OUD Project Contact Information

Rebecca Sky, MPH

Project Director

rsky@healthynh.com

603.415.4277

Opioid Use Disorder Access to Treatment Project

This project is intended to support New Hampshire hospitals rising to the challenge of expanding access to treatment for people with Opioid Use Disorders(OUD).  This project is funded by a grant from the NH Department of Health and Human Services Bureau of Drug and Alcohol Services through June 2018.  It is part of a statewide effort to reduce substance misuse increasing the opportunity for residents of New Hampshire to achieve health and contribute their full potential to our communities. 

Through this work, hospitals in New Hampshire are implementing two types of projects:

Bridge to Treatment – To grow emergency department resources and protocols for addressing harm reduction and connecting OUD patients with community treatment, supports, and services.

MAT Development - Increasing the availability of Medication Assisted Treatment (MAT) in hospital affiliated primary care systems.  In addition to increasing accessibility of the services, embedding MAT in primary care will normalize the care, helping to overcome stigma.  

Language is powerful: 

Go to DrugFreeNH.org to learn more about non-stigmatizing language.

 

The following is current medical terminology:

Substance Use Disorder 
Is a clinically accurate term and replaces substance “abuse” and “dependence.”

Person with a Substance Use Disorder or Person Living with an Addiction
Use “person first” language.  We are all people first.

Person in Recovery
This is accurate and a non-stigmatizing term to refer to a person who is stopping or reducing substance use to a safe level, and reflects a positive change.

Medication Assisted Treatment
This refers to the use of specific FDA-approved medicine to treat substance use disorders combined with psychosocial support services. Medication is not a “replacement” or “substitution,” but a tool for recovery.

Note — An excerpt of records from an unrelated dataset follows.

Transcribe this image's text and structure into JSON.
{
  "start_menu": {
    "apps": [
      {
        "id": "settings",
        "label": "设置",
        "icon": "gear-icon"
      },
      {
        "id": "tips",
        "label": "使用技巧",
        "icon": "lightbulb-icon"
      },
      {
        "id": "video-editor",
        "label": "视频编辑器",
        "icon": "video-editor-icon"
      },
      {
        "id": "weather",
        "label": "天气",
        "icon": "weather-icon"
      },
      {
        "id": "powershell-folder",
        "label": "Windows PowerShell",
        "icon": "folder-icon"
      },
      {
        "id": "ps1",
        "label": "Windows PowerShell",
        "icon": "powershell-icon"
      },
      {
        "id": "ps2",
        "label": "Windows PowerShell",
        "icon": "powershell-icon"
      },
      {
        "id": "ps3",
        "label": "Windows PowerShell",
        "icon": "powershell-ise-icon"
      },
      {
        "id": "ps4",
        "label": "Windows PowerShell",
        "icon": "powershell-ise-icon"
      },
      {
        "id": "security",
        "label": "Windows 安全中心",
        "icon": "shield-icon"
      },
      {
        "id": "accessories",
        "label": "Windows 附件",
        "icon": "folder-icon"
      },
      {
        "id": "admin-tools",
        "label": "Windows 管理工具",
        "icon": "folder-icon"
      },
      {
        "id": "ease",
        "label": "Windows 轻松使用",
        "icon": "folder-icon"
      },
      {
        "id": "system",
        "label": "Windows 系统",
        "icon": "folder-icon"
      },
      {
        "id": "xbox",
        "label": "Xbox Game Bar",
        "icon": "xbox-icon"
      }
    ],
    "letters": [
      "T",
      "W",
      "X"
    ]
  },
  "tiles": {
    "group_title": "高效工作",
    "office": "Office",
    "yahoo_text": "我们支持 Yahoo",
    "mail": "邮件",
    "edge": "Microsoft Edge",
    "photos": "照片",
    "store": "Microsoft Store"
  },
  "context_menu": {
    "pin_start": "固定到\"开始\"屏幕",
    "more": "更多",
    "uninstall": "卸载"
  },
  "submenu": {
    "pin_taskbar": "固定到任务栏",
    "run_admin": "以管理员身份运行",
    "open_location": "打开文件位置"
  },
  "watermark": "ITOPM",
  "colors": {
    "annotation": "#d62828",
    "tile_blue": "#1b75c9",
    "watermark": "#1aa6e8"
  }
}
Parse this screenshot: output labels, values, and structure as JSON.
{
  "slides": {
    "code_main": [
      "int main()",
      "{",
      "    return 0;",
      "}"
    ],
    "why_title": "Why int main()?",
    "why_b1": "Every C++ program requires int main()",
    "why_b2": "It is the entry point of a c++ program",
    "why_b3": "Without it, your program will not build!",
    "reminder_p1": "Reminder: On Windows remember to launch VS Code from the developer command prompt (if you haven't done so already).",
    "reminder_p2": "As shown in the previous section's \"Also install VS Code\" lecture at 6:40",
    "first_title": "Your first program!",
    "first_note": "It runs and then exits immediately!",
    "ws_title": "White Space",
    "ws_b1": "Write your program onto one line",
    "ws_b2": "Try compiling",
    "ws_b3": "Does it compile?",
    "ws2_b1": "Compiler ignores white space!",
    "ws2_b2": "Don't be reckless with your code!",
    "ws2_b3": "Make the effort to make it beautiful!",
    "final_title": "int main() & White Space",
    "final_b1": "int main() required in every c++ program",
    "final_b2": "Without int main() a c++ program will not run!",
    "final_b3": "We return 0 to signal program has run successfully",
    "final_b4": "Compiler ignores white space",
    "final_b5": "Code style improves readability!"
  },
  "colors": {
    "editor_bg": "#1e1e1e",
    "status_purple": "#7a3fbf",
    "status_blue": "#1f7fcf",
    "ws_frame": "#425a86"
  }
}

For more on addressing stigma, see: Partnership for a Drug Free NH